Normally, cold water is pushed through the dip tube to fill up your tank. Then it gets heated at the bottom. If your dip tube is broken, the cold water will not be properly separated. Hot and cold water will mix too much in your tank—leaving you with only lukewarm (or colder) water out of your faucet.
Your Shower Pipes Are Becoming Rusty
Chlorine and mineral deposits can build up in your hot water heater. These minerals may prevent the heater from heating the water adequately, resulting in less-than-satisfactory shower water temperature.
To remedy a low-temperature shower, you may have to install a water softening system. A water softener works by exchanging sodium for calcium and magnesium ions in your pipes and hot water heater.
As these minerals are replaced with sodium, it allows hot water to heat up more quickly and effectively. The average cost of installing a salt-based softener is $1,000-$2,000.
Internal Heating Element May Be Broken
An older hot water heater may have a heating element on top of or at least near your upper tank. When one of these breaks, you get lukewarm water only. Check both your upper and lower heating elements first before replacing them.
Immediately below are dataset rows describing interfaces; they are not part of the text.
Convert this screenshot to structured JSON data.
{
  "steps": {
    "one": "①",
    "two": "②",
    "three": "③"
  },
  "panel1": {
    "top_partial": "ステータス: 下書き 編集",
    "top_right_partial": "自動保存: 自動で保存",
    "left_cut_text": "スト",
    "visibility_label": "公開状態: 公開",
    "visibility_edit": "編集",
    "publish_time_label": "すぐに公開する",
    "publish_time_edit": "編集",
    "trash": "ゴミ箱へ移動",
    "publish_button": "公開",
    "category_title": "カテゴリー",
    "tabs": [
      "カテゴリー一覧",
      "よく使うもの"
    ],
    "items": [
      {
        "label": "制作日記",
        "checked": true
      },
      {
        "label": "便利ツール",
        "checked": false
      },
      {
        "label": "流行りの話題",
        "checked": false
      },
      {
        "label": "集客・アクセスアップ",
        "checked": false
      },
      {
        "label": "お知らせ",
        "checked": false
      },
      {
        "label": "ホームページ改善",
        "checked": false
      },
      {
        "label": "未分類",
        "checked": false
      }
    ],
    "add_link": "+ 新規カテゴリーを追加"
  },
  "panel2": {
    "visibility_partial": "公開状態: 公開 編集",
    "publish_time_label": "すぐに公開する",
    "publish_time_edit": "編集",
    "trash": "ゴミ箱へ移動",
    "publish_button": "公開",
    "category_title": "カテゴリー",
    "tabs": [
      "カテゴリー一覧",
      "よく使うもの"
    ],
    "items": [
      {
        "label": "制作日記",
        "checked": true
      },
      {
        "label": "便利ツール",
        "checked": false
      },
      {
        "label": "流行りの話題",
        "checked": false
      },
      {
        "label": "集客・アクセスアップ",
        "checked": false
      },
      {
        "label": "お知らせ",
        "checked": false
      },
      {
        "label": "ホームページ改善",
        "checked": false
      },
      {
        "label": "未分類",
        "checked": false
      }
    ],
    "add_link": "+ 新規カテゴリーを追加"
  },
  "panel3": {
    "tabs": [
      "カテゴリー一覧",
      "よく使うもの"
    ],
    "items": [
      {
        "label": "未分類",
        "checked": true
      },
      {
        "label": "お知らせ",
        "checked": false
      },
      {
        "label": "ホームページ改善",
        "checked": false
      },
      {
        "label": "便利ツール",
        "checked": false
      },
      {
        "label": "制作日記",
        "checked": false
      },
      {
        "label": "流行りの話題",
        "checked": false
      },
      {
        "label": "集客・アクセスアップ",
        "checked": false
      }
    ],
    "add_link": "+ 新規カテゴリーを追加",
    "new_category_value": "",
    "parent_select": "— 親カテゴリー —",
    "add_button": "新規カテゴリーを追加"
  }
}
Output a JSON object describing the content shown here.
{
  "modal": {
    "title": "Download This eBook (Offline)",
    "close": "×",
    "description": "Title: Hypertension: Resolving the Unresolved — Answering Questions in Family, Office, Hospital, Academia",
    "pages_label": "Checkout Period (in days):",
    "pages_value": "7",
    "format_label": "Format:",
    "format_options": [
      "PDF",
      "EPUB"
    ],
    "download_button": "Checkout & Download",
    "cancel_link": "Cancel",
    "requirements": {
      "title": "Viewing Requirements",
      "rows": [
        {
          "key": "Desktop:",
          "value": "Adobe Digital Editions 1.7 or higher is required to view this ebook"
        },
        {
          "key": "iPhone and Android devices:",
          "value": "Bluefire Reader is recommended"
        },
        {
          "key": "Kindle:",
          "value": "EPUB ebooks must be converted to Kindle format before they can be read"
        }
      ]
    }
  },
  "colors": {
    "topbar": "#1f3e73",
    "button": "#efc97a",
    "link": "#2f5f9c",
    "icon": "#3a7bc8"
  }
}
Then check them both again after you’ve replaced them. Finally, test the temperature of hot water after it passes through the faucet.
You May Have the Wrong Size Water Heater
The size of your water heater might be one reason you aren’t getting hot water in your shower. You may have an old-fashioned tank heater (the kind that heats up a small tank of water on demand) that simply can’t keep up with a full home’s hot water demands.
Instead, install a more efficient heat pump, which draws its energy from the outside air and uses it to heat your water. It works like an air conditioner but for heating instead of cooling, so it will save you money over time and make your shower warm again.
Related: Why Does My Shower Squeal?
There May be Sediment Buildup at the Bottom of Your Water Heater Tank
There are all sorts of things that can build up inside your tank and reduce its efficiency, including mineral deposits. One of those, calcium carbonate (or scale), is what happens when hard water is heated for too long. Scale buildup can make your shower water cooler rather than hotter.
If you’re experiencing problems with hot water, start by draining your tank. Fill the tank with one gallon of white vinegar. After about six hours, drain out all of that vinegar through a different drain, then flush it again with fresh water.
Water Heater is Being Over Used
If you’re like most people, you probably use hot water for everything. You might run a long, hot shower in the morning and then come home from work and take a hot bath.
If you or someone in your family likes to take long hot showers, it could be the reason your water heater is being overused. There is an easy solution: adjusting the temperature on your heater to limit the flow of warm water that comes out at once. Most modern-day heaters have an adjustable dial inside of them that sets how hot the water is coming out of them as well as how much comes out at once.